Abstractor: N/A
Reference Count: N/A
The Determination of Prerequisite Relationships in a Standardized Usage and Expression Test.
Perkins, Kyle; Duncan, Ann
Item responses from a standardized language arts usage and expression test were submitted to an ordering-theoretic data analysis procedure to identify the significant prerequisite relationships that underlay the data set. Responses were elicited from a sample of 81 sixth graders who took the Iowa Tests of Basic Skills, Form G, Level 12 usage and expression test, which contains 22 usage items and 18 expression items.
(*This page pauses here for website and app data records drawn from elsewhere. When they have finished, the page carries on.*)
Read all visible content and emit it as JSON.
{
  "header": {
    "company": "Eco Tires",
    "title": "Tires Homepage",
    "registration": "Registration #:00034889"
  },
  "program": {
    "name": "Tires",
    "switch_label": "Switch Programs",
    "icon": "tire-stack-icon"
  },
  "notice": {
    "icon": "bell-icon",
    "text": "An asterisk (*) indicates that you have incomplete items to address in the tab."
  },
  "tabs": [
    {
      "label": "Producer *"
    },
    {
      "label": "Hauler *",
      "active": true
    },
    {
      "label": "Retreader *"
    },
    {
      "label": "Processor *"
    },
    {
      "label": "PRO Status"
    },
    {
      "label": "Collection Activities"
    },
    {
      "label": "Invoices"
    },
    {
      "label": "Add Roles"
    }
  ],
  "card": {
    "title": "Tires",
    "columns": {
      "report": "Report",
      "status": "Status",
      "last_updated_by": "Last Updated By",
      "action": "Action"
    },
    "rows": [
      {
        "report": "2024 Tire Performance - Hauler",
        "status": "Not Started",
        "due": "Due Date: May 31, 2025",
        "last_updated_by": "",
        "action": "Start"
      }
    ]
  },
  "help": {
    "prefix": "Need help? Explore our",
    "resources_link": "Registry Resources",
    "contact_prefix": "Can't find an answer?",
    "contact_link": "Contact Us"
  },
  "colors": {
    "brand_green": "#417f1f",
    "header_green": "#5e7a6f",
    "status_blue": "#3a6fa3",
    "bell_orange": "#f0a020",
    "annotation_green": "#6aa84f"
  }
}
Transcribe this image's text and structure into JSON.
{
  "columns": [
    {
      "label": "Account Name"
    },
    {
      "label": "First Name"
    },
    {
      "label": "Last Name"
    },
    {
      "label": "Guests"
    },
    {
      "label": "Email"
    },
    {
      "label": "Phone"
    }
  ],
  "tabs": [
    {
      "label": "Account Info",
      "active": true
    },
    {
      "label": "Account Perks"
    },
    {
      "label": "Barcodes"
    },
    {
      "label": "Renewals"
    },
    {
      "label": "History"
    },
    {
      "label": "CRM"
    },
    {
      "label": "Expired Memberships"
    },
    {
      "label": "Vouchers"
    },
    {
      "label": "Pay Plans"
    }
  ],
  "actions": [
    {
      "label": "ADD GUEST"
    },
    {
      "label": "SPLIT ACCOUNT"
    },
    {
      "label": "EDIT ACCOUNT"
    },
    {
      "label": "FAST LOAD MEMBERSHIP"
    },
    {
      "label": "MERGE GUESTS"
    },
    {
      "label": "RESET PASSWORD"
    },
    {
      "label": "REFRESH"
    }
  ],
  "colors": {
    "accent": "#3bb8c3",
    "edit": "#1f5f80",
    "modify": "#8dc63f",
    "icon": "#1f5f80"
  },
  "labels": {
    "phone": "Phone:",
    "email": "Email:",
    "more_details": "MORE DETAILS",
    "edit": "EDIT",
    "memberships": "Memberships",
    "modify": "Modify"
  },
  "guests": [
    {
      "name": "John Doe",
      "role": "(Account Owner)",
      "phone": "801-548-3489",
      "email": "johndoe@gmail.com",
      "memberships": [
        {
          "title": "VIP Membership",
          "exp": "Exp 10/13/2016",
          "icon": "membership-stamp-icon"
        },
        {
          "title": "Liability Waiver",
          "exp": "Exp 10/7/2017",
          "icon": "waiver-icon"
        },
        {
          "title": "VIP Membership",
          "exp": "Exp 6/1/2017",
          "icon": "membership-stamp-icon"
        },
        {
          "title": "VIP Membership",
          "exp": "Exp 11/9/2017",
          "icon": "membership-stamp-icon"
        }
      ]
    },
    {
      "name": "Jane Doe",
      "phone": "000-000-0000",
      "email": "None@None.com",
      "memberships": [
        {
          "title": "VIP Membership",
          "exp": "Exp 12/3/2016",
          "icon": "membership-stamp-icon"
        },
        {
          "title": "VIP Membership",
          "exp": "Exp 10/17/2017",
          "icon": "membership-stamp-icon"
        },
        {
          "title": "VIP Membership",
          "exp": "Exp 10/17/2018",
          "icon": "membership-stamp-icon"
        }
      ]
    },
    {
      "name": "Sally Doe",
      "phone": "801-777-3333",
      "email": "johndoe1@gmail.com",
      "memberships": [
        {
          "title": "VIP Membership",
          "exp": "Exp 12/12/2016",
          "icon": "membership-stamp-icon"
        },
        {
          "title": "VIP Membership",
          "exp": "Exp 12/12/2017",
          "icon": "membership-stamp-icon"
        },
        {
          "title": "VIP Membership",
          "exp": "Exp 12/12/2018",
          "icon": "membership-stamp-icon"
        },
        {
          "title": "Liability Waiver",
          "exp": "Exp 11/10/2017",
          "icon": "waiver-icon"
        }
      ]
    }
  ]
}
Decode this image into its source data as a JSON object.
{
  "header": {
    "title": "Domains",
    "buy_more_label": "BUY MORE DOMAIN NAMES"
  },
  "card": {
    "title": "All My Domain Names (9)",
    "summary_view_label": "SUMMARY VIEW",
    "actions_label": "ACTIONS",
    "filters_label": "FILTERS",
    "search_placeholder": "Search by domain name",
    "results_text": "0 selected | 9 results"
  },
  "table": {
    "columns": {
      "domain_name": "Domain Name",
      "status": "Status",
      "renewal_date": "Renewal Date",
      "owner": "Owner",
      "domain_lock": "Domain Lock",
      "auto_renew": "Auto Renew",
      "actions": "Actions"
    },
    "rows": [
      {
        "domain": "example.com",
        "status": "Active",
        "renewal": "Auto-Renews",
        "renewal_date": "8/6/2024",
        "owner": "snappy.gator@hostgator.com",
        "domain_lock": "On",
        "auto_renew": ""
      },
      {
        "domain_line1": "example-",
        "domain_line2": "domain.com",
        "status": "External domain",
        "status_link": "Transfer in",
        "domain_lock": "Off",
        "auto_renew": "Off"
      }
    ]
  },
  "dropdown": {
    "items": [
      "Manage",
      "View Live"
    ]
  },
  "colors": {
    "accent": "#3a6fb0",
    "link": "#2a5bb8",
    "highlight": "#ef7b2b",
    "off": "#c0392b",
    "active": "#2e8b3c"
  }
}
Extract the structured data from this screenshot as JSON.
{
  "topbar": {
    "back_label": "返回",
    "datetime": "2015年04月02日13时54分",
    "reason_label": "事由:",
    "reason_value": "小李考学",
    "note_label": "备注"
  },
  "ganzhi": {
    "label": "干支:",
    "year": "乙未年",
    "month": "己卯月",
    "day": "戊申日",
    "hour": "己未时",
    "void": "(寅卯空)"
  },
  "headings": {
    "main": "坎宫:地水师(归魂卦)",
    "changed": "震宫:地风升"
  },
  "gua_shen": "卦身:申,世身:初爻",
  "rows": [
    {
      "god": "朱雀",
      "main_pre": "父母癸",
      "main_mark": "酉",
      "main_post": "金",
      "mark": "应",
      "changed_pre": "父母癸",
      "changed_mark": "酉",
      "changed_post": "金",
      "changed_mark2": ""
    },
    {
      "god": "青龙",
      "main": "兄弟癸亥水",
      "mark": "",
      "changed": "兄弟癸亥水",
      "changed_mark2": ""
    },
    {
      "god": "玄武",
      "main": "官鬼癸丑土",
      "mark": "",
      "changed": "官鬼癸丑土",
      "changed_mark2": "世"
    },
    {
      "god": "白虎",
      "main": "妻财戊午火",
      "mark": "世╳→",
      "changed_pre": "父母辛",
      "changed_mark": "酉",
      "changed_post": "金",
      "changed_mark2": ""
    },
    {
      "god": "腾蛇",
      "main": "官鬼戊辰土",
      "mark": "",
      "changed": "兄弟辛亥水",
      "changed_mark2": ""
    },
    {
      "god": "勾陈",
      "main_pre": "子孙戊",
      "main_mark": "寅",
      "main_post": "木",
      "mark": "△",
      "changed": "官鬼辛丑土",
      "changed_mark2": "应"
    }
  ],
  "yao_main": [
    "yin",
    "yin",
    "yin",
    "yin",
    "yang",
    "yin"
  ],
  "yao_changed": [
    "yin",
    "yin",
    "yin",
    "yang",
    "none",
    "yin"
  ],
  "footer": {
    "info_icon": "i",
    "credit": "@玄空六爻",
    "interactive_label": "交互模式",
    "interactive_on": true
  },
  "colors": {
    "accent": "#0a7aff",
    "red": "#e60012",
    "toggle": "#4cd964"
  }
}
The test assesses 28 skills objectives that fall into seven major categories (conciseness and clarity; appropriateness; organization; and use of verbs, pronouns, modifiers, and context). Ordering theory, which is defined as an approach to fundamental measurement that has as its intent the definition of the best fitting linear or non-linear hierarchical network among a series of tests, was the basis for the analysis. It is a deterministic measurement model that uses task response patterns to identify both linear and non-linear qualitative, prerequisite relations among tasks or behaviors. In general, it was found that success with paradigmatic elements was a prerequisite for success with syntagmatic units. The paper concludes with an illustration of the means by which ordering-theoretic results can be used in instructional design. Three figures and two data tables are included. (TJH)
Publication Type: Reports - Research
Education Level: N/A
Audience: N/A
Language: English
Sponsor: N/A
Authoring Institution: N/A
Identifiers - Assessments and Surveys: Iowa Tests of Basic Skills